Output all the records word for word. Drop the pictures.
━━━━━ DATA FOR REVIEW
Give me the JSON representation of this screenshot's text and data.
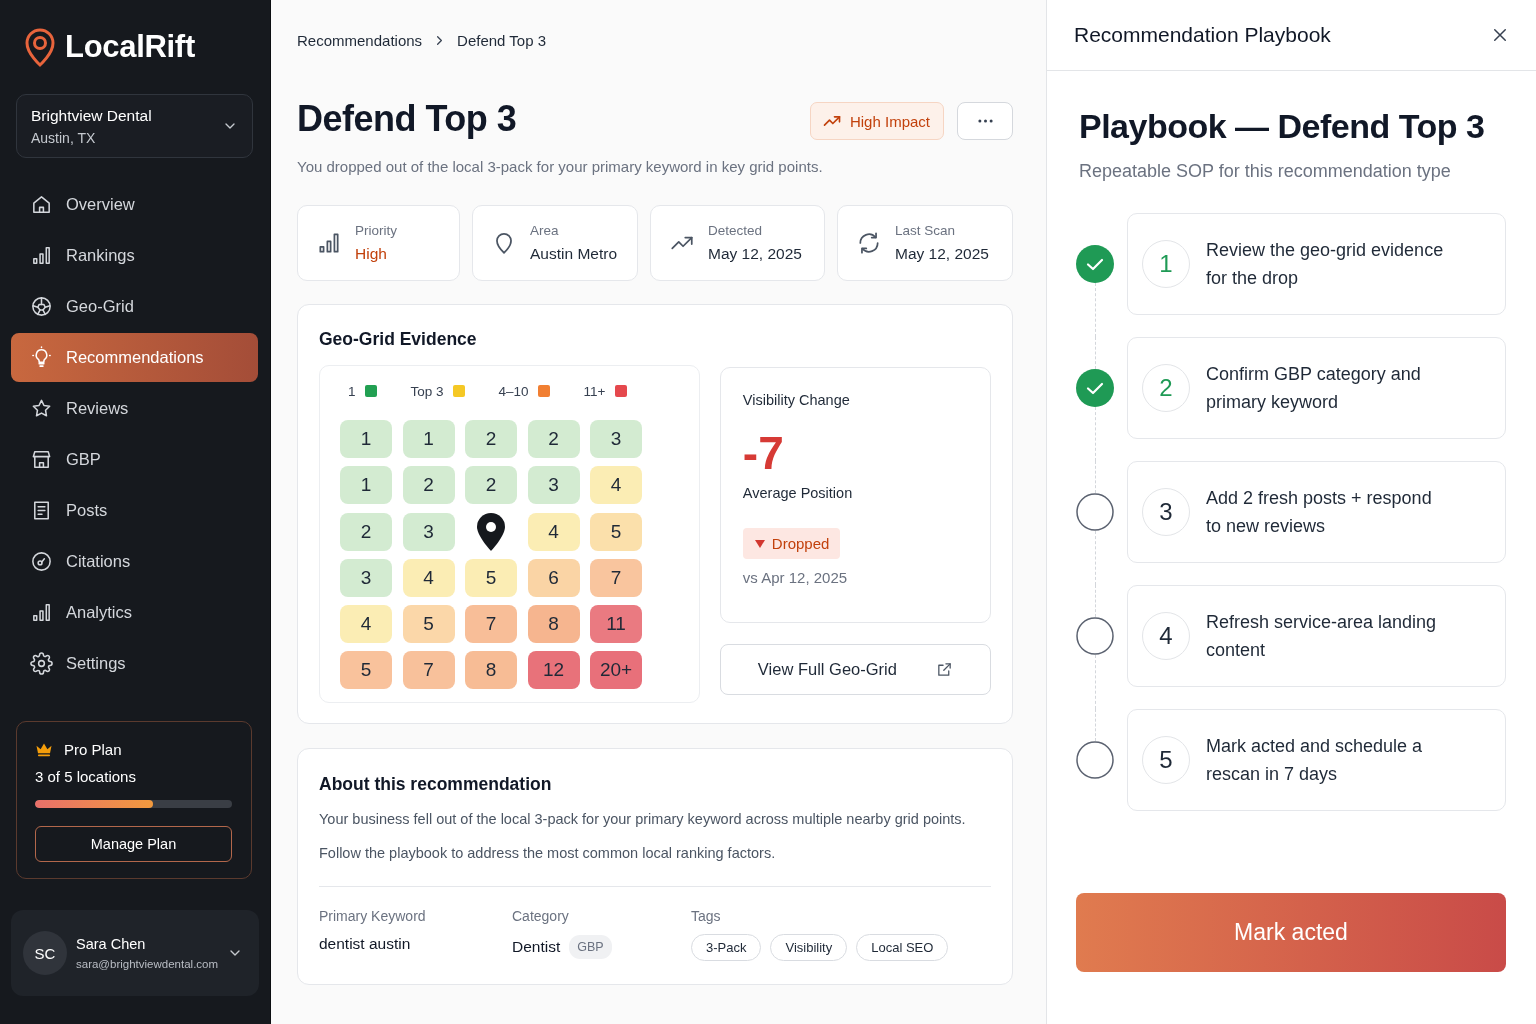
{
  "sidebar": {
    "logo": "LocalRift",
    "location": {
      "name": "Brightview Dental",
      "city": "Austin, TX"
    },
    "nav": [
      {
        "label": "Overview",
        "selected": false
      },
      {
        "label": "Rankings",
        "selected": false
      },
      {
        "label": "Geo-Grid",
        "selected": false
      },
      {
        "label": "Recommendations",
        "selected": true
      },
      {
        "label": "Reviews",
        "selected": false
      },
      {
        "label": "GBP",
        "selected": false
      },
      {
        "label": "Posts",
        "selected": false
      },
      {
        "label": "Citations",
        "selected": false
      },
      {
        "label": "Analytics",
        "selected": false
      },
      {
        "label": "Settings",
        "selected": false
      }
    ],
    "plan": {
      "name": "Pro Plan",
      "usage": "3 of 5 locations",
      "level": 0.6,
      "button": "Manage Plan"
    },
    "user": {
      "initials": "SC",
      "name": "Sara Chen",
      "email": "sara@brightviewdental.com"
    }
  },
  "breadcrumb": [
    "Recommendations",
    "Defend Top 3"
  ],
  "header": {
    "title": "Defend Top 3",
    "badge": "High Impact",
    "subtitle": "You dropped out of the local 3-pack for your primary keyword in key grid points."
  },
  "stats": [
    {
      "label": "Priority",
      "value": "High",
      "highlight": true
    },
    {
      "label": "Area",
      "value": "Austin Metro",
      "highlight": false
    },
    {
      "label": "Detected",
      "value": "May 12, 2025",
      "highlight": false
    },
    {
      "label": "Last Scan",
      "value": "May 12, 2025",
      "highlight": false
    }
  ],
  "geo_grid": {
    "title": "Geo-Grid Evidence",
    "legend": [
      {
        "label": "1",
        "color": "#22a052"
      },
      {
        "label": "Top 3",
        "color": "#f5c825"
      },
      {
        "label": "4–10",
        "color": "#f17f32"
      },
      {
        "label": "11+",
        "color": "#e5484d"
      }
    ],
    "rows": [
      {
        "cells": [
          {
            "kind": "rank",
            "value": "1",
            "color": "#d3ebd1"
          },
          {
            "kind": "rank",
            "value": "1",
            "color": "#d3ebd1"
          },
          {
            "kind": "rank",
            "value": "2",
            "color": "#d3ebd1"
          },
          {
            "kind": "rank",
            "value": "2",
            "color": "#d3ebd1"
          },
          {
            "kind": "rank",
            "value": "3",
            "color": "#d3ebd1"
          }
        ]
      },
      {
        "cells": [
          {
            "kind": "rank",
            "value": "1",
            "color": "#d3ebd1"
          },
          {
            "kind": "rank",
            "value": "2",
            "color": "#d3ebd1"
          },
          {
            "kind": "rank",
            "value": "2",
            "color": "#d3ebd1"
          },
          {
            "kind": "rank",
            "value": "3",
            "color": "#d3ebd1"
          },
          {
            "kind": "rank",
            "value": "4",
            "color": "#fbedb4"
          }
        ]
      },
      {
        "cells": [
          {
            "kind": "rank",
            "value": "2",
            "color": "#d3ebd1"
          },
          {
            "kind": "rank",
            "value": "3",
            "color": "#d3ebd1"
          },
          {
            "kind": "pin"
          },
          {
            "kind": "rank",
            "value": "4",
            "color": "#fbedb4"
          },
          {
            "kind": "rank",
            "value": "5",
            "color": "#fbe0ab"
          }
        ]
      },
      {
        "cells": [
          {
            "kind": "rank",
            "value": "3",
            "color": "#d3ebd1"
          },
          {
            "kind": "rank",
            "value": "4",
            "color": "#fbedb4"
          },
          {
            "kind": "rank",
            "value": "5",
            "color": "#fbedb4"
          },
          {
            "kind": "rank",
            "value": "6",
            "color": "#fad4a5"
          },
          {
            "kind": "rank",
            "value": "7",
            "color": "#f9c59e"
          }
        ]
      },
      {
        "cells": [
          {
            "kind": "rank",
            "value": "4",
            "color": "#fbedb4"
          },
          {
            "kind": "rank",
            "value": "5",
            "color": "#fbd7a9"
          },
          {
            "kind": "rank",
            "value": "7",
            "color": "#f8be98"
          },
          {
            "kind": "rank",
            "value": "8",
            "color": "#f6b58f"
          },
          {
            "kind": "rank",
            "value": "11",
            "color": "#ea7a81"
          }
        ]
      },
      {
        "cells": [
          {
            "kind": "rank",
            "value": "5",
            "color": "#f9c29c"
          },
          {
            "kind": "rank",
            "value": "7",
            "color": "#f8c19b"
          },
          {
            "kind": "rank",
            "value": "8",
            "color": "#f7bc95"
          },
          {
            "kind": "rank",
            "value": "12",
            "color": "#e8727a"
          },
          {
            "kind": "rank",
            "value": "20+",
            "color": "#e8707a"
          }
        ]
      }
    ],
    "visibility": {
      "title": "Visibility Change",
      "value": "-7",
      "label": "Average Position",
      "badge": "Dropped",
      "compare": "vs Apr 12, 2025"
    },
    "view_button": "View Full Geo-Grid"
  },
  "about": {
    "title": "About this recommendation",
    "paragraphs": [
      "Your business fell out of the local 3-pack for your primary keyword across multiple nearby grid points.",
      "Follow the playbook to address the most common local ranking factors."
    ],
    "keyword": {
      "label": "Primary Keyword",
      "value": "dentist austin"
    },
    "category": {
      "label": "Category",
      "value": "Dentist",
      "badge": "GBP"
    },
    "tags": {
      "label": "Tags",
      "items": [
        "3-Pack",
        "Visibility",
        "Local SEO"
      ]
    }
  },
  "playbook": {
    "header": "Recommendation Playbook",
    "title": "Playbook — Defend Top 3",
    "subtitle": "Repeatable SOP for this recommendation type",
    "steps": [
      {
        "number": "1",
        "text": "Review the geo-grid evidence for the drop",
        "checked": true
      },
      {
        "number": "2",
        "text": "Confirm GBP category and primary keyword",
        "checked": true
      },
      {
        "number": "3",
        "text": "Add 2 fresh posts + respond to new reviews",
        "checked": false
      },
      {
        "number": "4",
        "text": "Refresh service-area landing content",
        "checked": false
      },
      {
        "number": "5",
        "text": "Mark acted and schedule a rescan in 7 days",
        "checked": false
      }
    ],
    "button": "Mark acted"
  }
}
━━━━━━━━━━
### WORKED SOLUTION:
Give me the JSON representation of this screenshot's text and data.
{
  "sidebar": {
    "logo": "LocalRift",
    "location": {
      "name": "Brightview Dental",
      "city": "Austin, TX"
    },
    "nav": [
      {
        "label": "Overview",
        "selected": false
      },
      {
        "label": "Rankings",
        "selected": false
      },
      {
        "label": "Geo-Grid",
        "selected": false
      },
      {
        "label": "Recommendations",
        "selected": true
      },
      {
        "label": "Reviews",
        "selected": false
      },
      {
        "label": "GBP",
        "selected": false
      },
      {
        "label": "Posts",
        "selected": false
      },
      {
        "label": "Citations",
        "selected": false
      },
      {
        "label": "Analytics",
        "selected": false
      },
      {
        "label": "Settings",
        "selected": false
      }
    ],
    "plan": {
      "name": "Pro Plan",
      "usage": "3 of 5 locations",
      "level": 0.6,
      "button": "Manage Plan"
    },
    "user": {
      "initials": "SC",
      "name": "Sara Chen",
      "email": "sara@brightviewdental.com"
    }
  },
  "breadcrumb": [
    "Recommendations",
    "Defend Top 3"
  ],
  "header": {
    "title": "Defend Top 3",
    "badge": "High Impact",
    "subtitle": "You dropped out of the local 3-pack for your primary keyword in key grid points."
  },
  "stats": [
    {
      "label": "Priority",
      "value": "High",
      "highlight": true
    },
    {
      "label": "Area",
      "value": "Austin Metro",
      "highlight": false
    },
    {
      "label": "Detected",
      "value": "May 12, 2025",
      "highlight": false
    },
    {
      "label": "Last Scan",
      "value": "May 12, 2025",
      "highlight": false
    }
  ],
  "geo_grid": {
    "title": "Geo-Grid Evidence",
    "legend": [
      {
        "label": "1",
        "color": "#22a052"
      },
      {
        "label": "Top 3",
        "color": "#f5c825"
      },
      {
        "label": "4–10",
        "color": "#f17f32"
      },
      {
        "label": "11+",
        "color": "#e5484d"
      }
    ],
    "rows": [
      {
        "cells": [
          {
            "kind": "rank",
            "value": "1",
            "color": "#d3ebd1"
          },
          {
            "kind": "rank",
            "value": "1",
            "color": "#d3ebd1"
          },
          {
            "kind": "rank",
            "value": "2",
            "color": "#d3ebd1"
          },
          {
            "kind": "rank",
            "value": "2",
            "color": "#d3ebd1"
          },
          {
            "kind": "rank",
            "value": "3",
            "color": "#d3ebd1"
          }
        ]
      },
      {
        "cells": [
          {
            "kind": "rank",
            "value": "1",
            "color": "#d3ebd1"
          },
          {
            "kind": "rank",
            "value": "2",
            "color": "#d3ebd1"
          },
          {
            "kind": "rank",
            "value": "2",
            "color": "#d3ebd1"
          },
          {
            "kind": "rank",
            "value": "3",
            "color": "#d3ebd1"
          },
          {
            "kind": "rank",
            "value": "4",
            "color": "#fbedb4"
          }
        ]
      },
      {
        "cells": [
          {
            "kind": "rank",
            "value": "2",
            "color": "#d3ebd1"
          },
          {
            "kind": "rank",
            "value": "3",
            "color": "#d3ebd1"
          },
          {
            "kind": "pin"
          },
          {
            "kind": "rank",
            "value": "4",
            "color": "#fbedb4"
          },
          {
            "kind": "rank",
            "value": "5",
            "color": "#fbe0ab"
          }
        ]
      },
      {
        "cells": [
          {
            "kind": "rank",
            "value": "3",
            "color": "#d3ebd1"
          },
          {
            "kind": "rank",
            "value": "4",
            "color": "#fbedb4"
          },
          {
            "kind": "rank",
            "value": "5",
            "color": "#fbedb4"
          },
          {
            "kind": "rank",
            "value": "6",
            "color": "#fad4a5"
          },
          {
            "kind": "rank",
            "value": "7",
            "color": "#f9c59e"
          }
        ]
      },
      {
        "cells": [
          {
            "kind": "rank",
            "value": "4",
            "color": "#fbedb4"
          },
          {
            "kind": "rank",
            "value": "5",
            "color": "#fbd7a9"
          },
          {
            "kind": "rank",
            "value": "7",
            "color": "#f8be98"
          },
          {
            "kind": "rank",
            "value": "8",
            "color": "#f6b58f"
          },
          {
            "kind": "rank",
            "value": "11",
            "color": "#ea7a81"
          }
        ]
      },
      {
        "cells": [
          {
            "kind": "rank",
            "value": "5",
            "color": "#f9c29c"
          },
          {
            "kind": "rank",
            "value": "7",
            "color": "#f8c19b"
          },
          {
            "kind": "rank",
            "value": "8",
            "color": "#f7bc95"
          },
          {
            "kind": "rank",
            "value": "12",
            "color": "#e8727a"
          },
          {
            "kind": "rank",
            "value": "20+",
            "color": "#e8707a"
          }
        ]
      }
    ],
    "visibility": {
      "title": "Visibility Change",
      "value": "-7",
      "label": "Average Position",
      "badge": "Dropped",
      "compare": "vs Apr 12, 2025"
    },
    "view_button": "View Full Geo-Grid"
  },
  "about": {
    "title": "About this recommendation",
    "paragraphs": [
      "Your business fell out of the local 3-pack for your primary keyword across multiple nearby grid points.",
      "Follow the playbook to address the most common local ranking factors."
    ],
    "keyword": {
      "label": "Primary Keyword",
      "value": "dentist austin"
    },
    "category": {
      "label": "Category",
      "value": "Dentist",
      "badge": "GBP"
    },
    "tags": {
      "label": "Tags",
      "items": [
        "3-Pack",
        "Visibility",
        "Local SEO"
      ]
    }
  },
  "playbook": {
    "header": "Recommendation Playbook",
    "title": "Playbook — Defend Top 3",
    "subtitle": "Repeatable SOP for this recommendation type",
    "steps": [
      {
        "number": "1",
        "text": "Review the geo-grid evidence for the drop",
        "checked": true
      },
      {
        "number": "2",
        "text": "Confirm GBP category and primary keyword",
        "checked": true
      },
      {
        "number": "3",
        "text": "Add 2 fresh posts + respond to new reviews",
        "checked": false
      },
      {
        "number": "4",
        "text": "Refresh service-area landing content",
        "checked": false
      },
      {
        "number": "5",
        "text": "Mark acted and schedule a rescan in 7 days",
        "checked": false
      }
    ],
    "button": "Mark acted"
  }
}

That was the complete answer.